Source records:
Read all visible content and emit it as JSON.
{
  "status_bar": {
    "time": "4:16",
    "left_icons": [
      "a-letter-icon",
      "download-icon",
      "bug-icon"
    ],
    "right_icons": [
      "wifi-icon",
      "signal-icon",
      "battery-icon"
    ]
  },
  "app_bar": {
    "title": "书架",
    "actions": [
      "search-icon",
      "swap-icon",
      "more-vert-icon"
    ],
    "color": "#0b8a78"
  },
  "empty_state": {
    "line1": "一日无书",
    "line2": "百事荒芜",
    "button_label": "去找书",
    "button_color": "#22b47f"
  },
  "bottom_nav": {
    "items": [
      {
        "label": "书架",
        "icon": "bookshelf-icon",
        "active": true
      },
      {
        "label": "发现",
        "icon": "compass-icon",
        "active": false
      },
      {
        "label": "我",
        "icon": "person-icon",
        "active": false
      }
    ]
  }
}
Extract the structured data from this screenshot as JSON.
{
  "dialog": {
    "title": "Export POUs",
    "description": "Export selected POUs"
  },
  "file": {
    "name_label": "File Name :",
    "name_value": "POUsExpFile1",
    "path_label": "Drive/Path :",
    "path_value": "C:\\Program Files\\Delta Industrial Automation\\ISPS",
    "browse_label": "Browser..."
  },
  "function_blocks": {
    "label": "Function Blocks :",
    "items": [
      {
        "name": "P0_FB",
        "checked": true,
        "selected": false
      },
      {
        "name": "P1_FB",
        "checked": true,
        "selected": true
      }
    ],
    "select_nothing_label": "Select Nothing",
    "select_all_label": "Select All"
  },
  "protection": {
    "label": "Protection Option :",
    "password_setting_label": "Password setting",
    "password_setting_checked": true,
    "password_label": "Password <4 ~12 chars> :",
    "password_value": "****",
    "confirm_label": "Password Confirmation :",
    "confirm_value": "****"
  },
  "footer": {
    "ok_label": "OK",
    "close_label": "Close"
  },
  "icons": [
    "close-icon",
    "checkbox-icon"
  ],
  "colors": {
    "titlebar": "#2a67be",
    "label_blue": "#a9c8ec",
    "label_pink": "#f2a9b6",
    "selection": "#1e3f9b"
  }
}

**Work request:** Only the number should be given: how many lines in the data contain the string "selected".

**Solution for this problem:** 3